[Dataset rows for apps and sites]
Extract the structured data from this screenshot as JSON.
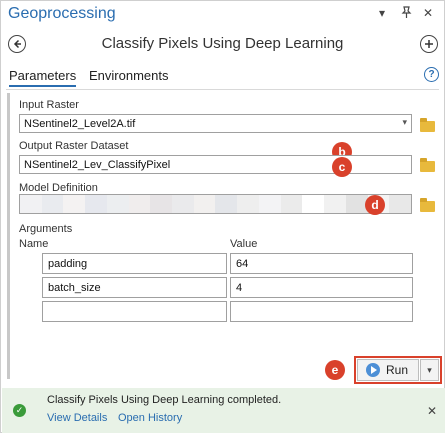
{
  "app_title": "Geoprocessing",
  "window_controls": {
    "menu": "▾",
    "pin": "⊕",
    "close": "✕"
  },
  "tool_title": "Classify Pixels Using Deep Learning",
  "tabs": [
    {
      "label": "Parameters",
      "active": true
    },
    {
      "label": "Environments",
      "active": false
    }
  ],
  "help_icon": "?",
  "fields": {
    "input_raster": {
      "label": "Input Raster",
      "value": "NSentinel2_Level2A.tif"
    },
    "output_raster": {
      "label": "Output Raster Dataset",
      "value": "NSentinel2_Lev_ClassifyPixel"
    },
    "model_definition": {
      "label": "Model Definition",
      "value_obscured": true
    }
  },
  "arguments": {
    "label": "Arguments",
    "headers": {
      "name": "Name",
      "value": "Value"
    },
    "rows": [
      {
        "name": "padding",
        "value": "64"
      },
      {
        "name": "batch_size",
        "value": "4"
      },
      {
        "name": "",
        "value": ""
      }
    ]
  },
  "badges": {
    "b": "b",
    "c": "c",
    "d": "d",
    "e": "e"
  },
  "run_button": {
    "label": "Run"
  },
  "status": {
    "message": "Classify Pixels Using Deep Learning completed.",
    "links": {
      "details": "View Details",
      "history": "Open History"
    }
  },
  "colors": {
    "accent": "#2a6db0",
    "badge": "#d9412b",
    "success_bg": "#e8f2e6",
    "success": "#3a9b3a"
  }
}
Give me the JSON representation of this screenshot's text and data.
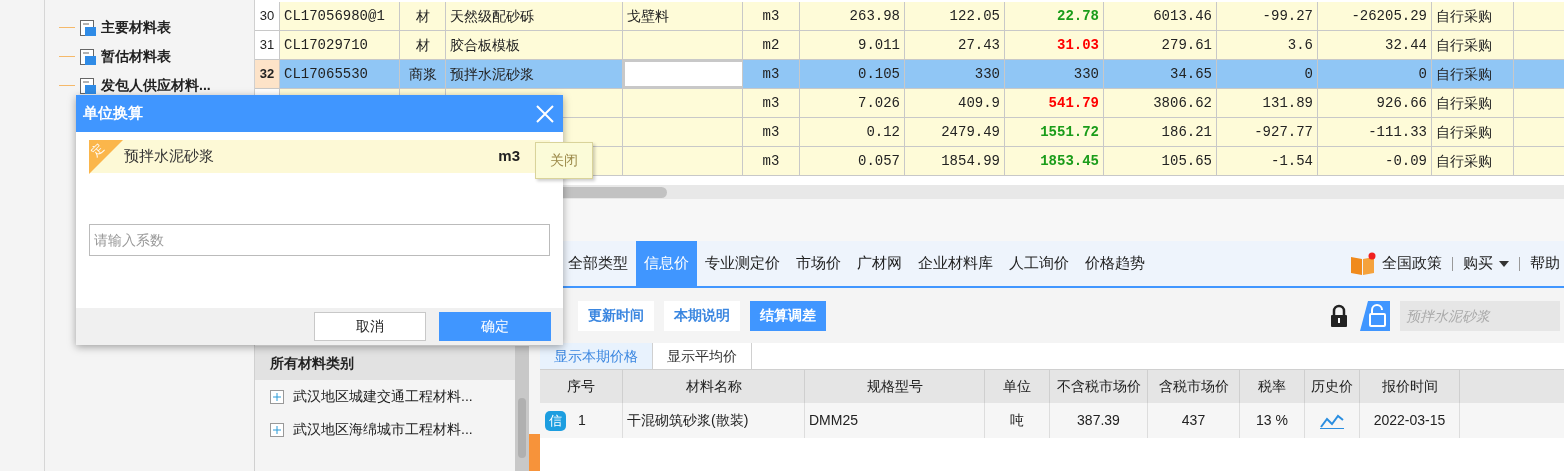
{
  "sidebar": {
    "items": [
      {
        "label": "主要材料表"
      },
      {
        "label": "暂估材料表"
      },
      {
        "label": "发包人供应材料..."
      }
    ]
  },
  "table": {
    "rows": [
      {
        "row_number": "30",
        "column_1": "CL17056980@1",
        "column_2": "材",
        "column_3": "天然级配砂砾",
        "column_4": "戈壁料",
        "column_5": "m3",
        "column_6": "263.98",
        "column_7": "122.05",
        "column_8": "22.78",
        "column_9": "6013.46",
        "column_10": "-99.27",
        "column_11": "-26205.29",
        "column_12": "自行采购",
        "selected": false,
        "color": "#1a9c1a"
      },
      {
        "row_number": "31",
        "column_1": "CL17029710",
        "column_2": "材",
        "column_3": "胶合板模板",
        "column_5": "m2",
        "column_6": "9.011",
        "column_7": "27.43",
        "column_8": "31.03",
        "column_9": "279.61",
        "column_10": "3.6",
        "column_11": "32.44",
        "column_12": "自行采购",
        "selected": false,
        "color": "#ff0000"
      },
      {
        "row_number": "32",
        "column_1": "CL17065530",
        "column_2": "商浆",
        "column_3": "预拌水泥砂浆",
        "column_5": "m3",
        "column_6": "0.105",
        "column_7": "330",
        "column_8": "330",
        "column_9": "34.65",
        "column_10": "0",
        "column_11": "0",
        "column_12": "自行采购",
        "selected": true
      },
      {
        "column_5": "m3",
        "column_6": "7.026",
        "column_7": "409.9",
        "column_8": "541.79",
        "column_9": "3806.62",
        "column_10": "131.89",
        "column_11": "926.66",
        "column_12": "自行采购",
        "selected": false,
        "color": "#ff0000"
      },
      {
        "column_5": "m3",
        "column_6": "0.12",
        "column_7": "2479.49",
        "column_8": "1551.72",
        "column_9": "186.21",
        "column_10": "-927.77",
        "column_11": "-111.33",
        "column_12": "自行采购",
        "selected": false,
        "color": "#1a9c1a"
      },
      {
        "column_5": "m3",
        "column_6": "0.057",
        "column_7": "1854.99",
        "column_8": "1853.45",
        "column_9": "105.65",
        "column_10": "-1.54",
        "column_11": "-0.09",
        "column_12": "自行采购",
        "selected": false,
        "color": "#1a9c1a"
      }
    ]
  },
  "category_panel": {
    "title": "所有材料类别",
    "items": [
      {
        "label": "武汉地区城建交通工程材料..."
      },
      {
        "label": "武汉地区海绵城市工程材料..."
      }
    ]
  },
  "price_tabs": [
    {
      "label": "全部类型",
      "selected": false
    },
    {
      "label": "信息价",
      "selected": true
    },
    {
      "label": "专业测定价",
      "selected": false
    },
    {
      "label": "市场价",
      "selected": false
    },
    {
      "label": "广材网",
      "selected": false
    },
    {
      "label": "企业材料库",
      "selected": false
    },
    {
      "label": "人工询价",
      "selected": false
    },
    {
      "label": "价格趋势",
      "selected": false
    }
  ],
  "header_links": {
    "policy": "全国政策",
    "buy": "购买",
    "help": "帮助"
  },
  "toolbar": {
    "buttons": [
      {
        "label": "更新时间",
        "selected": false
      },
      {
        "label": "本期说明",
        "selected": false
      },
      {
        "label": "结算调差",
        "selected": true
      }
    ],
    "search": {
      "placeholder": "预拌水泥砂浆"
    }
  },
  "sub_tabs": [
    {
      "label": "显示本期价格",
      "selected": true
    },
    {
      "label": "显示平均价",
      "selected": false
    }
  ],
  "price_table": {
    "columns": [
      "序号",
      "材料名称",
      "规格型号",
      "单位",
      "不含税市场价",
      "含税市场价",
      "税率",
      "历史价",
      "报价时间"
    ],
    "rows": [
      {
        "badge": "信",
        "index": "1",
        "name": "干混砌筑砂浆(散装)",
        "spec": "DMM25",
        "unit": "吨",
        "price_excl_tax": "387.39",
        "price_incl_tax": "437",
        "tax_rate": "13 %",
        "quote_date": "2022-03-15"
      }
    ]
  },
  "dialog": {
    "title": "单位换算",
    "item": {
      "badge": "定",
      "name": "预拌水泥砂浆",
      "unit": "m3"
    },
    "input": {
      "placeholder": "请输入系数"
    },
    "cancel": "取消",
    "confirm": "确定"
  },
  "tooltip": "关闭"
}
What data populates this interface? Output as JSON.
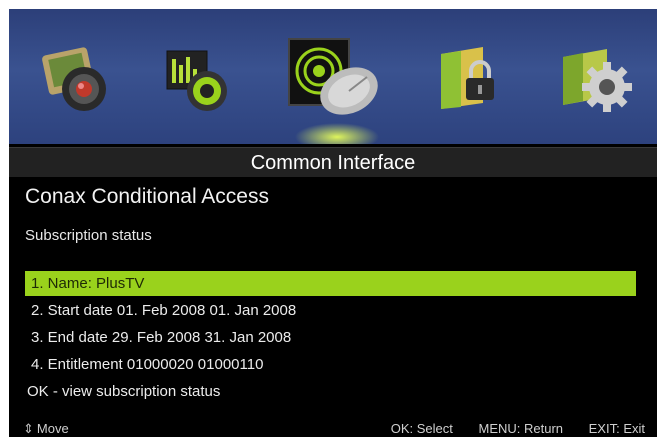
{
  "menu": {
    "icons": [
      "media-camera-icon",
      "settings-dial-icon",
      "satellite-dish-icon",
      "lock-icon",
      "gear-icon"
    ],
    "selected_index": 2,
    "title": "Common Interface"
  },
  "module": {
    "title": "Conax Conditional Access",
    "subtitle": "Subscription status"
  },
  "list": {
    "items": [
      "1. Name:  PlusTV",
      "2. Start date 01. Feb 2008   01. Jan 2008",
      "3. End date 29. Feb 2008   31. Jan 2008",
      "4. Entitlement 01000020   01000110"
    ],
    "selected_index": 0,
    "hint": "OK - view subscription status"
  },
  "footer": {
    "move_icon": "up-down-arrow-icon",
    "move": "Move",
    "select": "OK: Select",
    "return": "MENU: Return",
    "exit": "EXIT: Exit"
  },
  "colors": {
    "highlight": "#9ad21c",
    "icon_bar": "#3a5290"
  }
}
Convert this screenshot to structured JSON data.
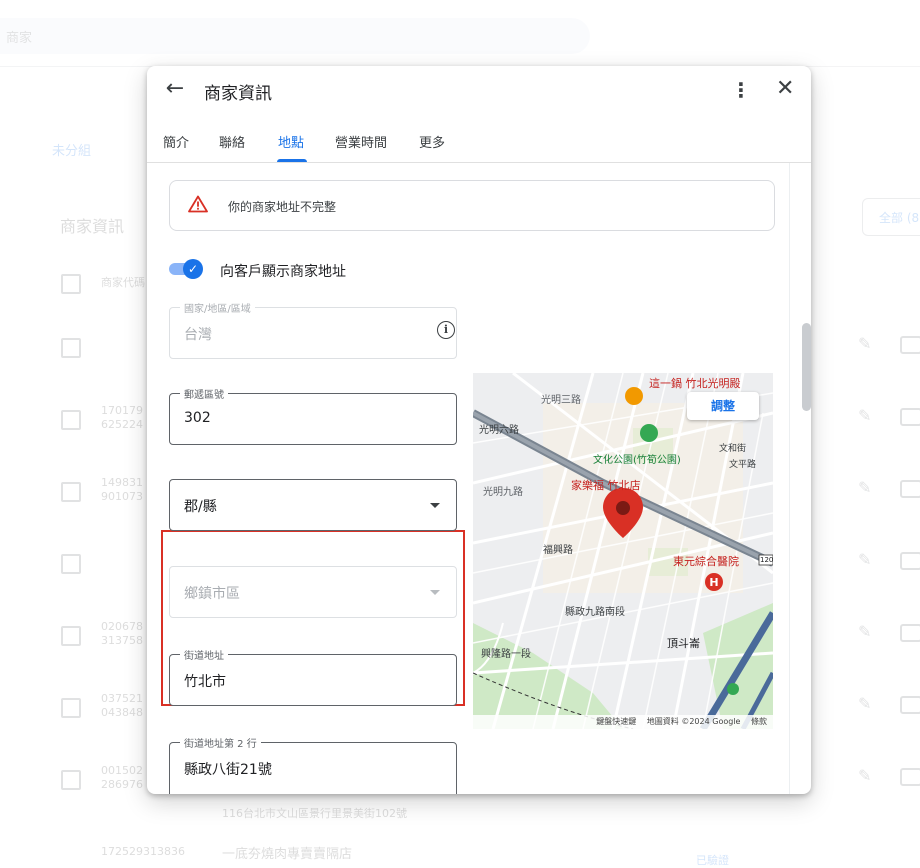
{
  "background": {
    "search_text": "商家",
    "group_label": "未分組",
    "section_title": "商家資訊",
    "all_button": "全部 (8",
    "header_col": "商家代碼",
    "rows": [
      {
        "line1": "",
        "line2": ""
      },
      {
        "line1": "170179",
        "line2": "625224"
      },
      {
        "line1": "149831",
        "line2": "901073"
      },
      {
        "line1": "",
        "line2": ""
      },
      {
        "line1": "020678",
        "line2": "313758"
      },
      {
        "line1": "037521",
        "line2": "043848"
      },
      {
        "line1": "001502",
        "line2": "286976"
      }
    ],
    "footer_address": "116台北市文山區景行里景美街102號",
    "footer_code": "1725293138​36",
    "footer_name": "一底夯燒肉專賣賣隔店",
    "footer_tag": "已驗證"
  },
  "dialog": {
    "title": "商家資訊",
    "tabs": [
      "簡介",
      "聯絡",
      "地點",
      "營業時間",
      "更多"
    ],
    "active_tab": 2,
    "warning": "你的商家地址不完整",
    "toggle_label": "向客戶顯示商家地址",
    "toggle_on": true,
    "fields": {
      "country": {
        "label": "國家/地區/區域",
        "value": "台灣"
      },
      "postal": {
        "label": "郵遞區號",
        "value": "302"
      },
      "county": {
        "label": "",
        "value": "郡/縣"
      },
      "township": {
        "label": "",
        "value": "鄉鎮市區"
      },
      "street": {
        "label": "街道地址",
        "value": "竹北市"
      },
      "street2": {
        "label": "街道地址第 2 行",
        "value": "縣政八街21號"
      }
    },
    "map": {
      "adjust_button": "調整",
      "labels": {
        "road_guangming3": "光明三路",
        "road_guangming6": "光明六路",
        "road_guangming9": "光明九路",
        "road_shinxing": "福興路",
        "road_xingzheng9": "縣政九路南段",
        "road_xinglong1": "興隆路一段",
        "park": "文化公園(竹筍公園)",
        "wenhe": "文和街",
        "wenping": "文平路",
        "carrefour": "家樂福 竹北店",
        "hospital": "東元綜合醫院",
        "dingdou": "頂斗崙",
        "restaurant": "這一鍋 竹北光明殿",
        "route": "120"
      },
      "footer": [
        "鍵盤快速鍵",
        "地圖資料 ©2024 Google",
        "條款"
      ]
    },
    "colors": {
      "accent": "#1a73e8",
      "warning": "#d93025",
      "pin": "#d93025"
    }
  }
}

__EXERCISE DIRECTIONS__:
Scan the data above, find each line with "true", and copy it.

__SOLUTION FOR THIS EXERCISE__:
      "active": true
      "value_obscured": true
        "selected": true
      "selected": true
        "selected": true
      "selected": true
    "toggle_on": true,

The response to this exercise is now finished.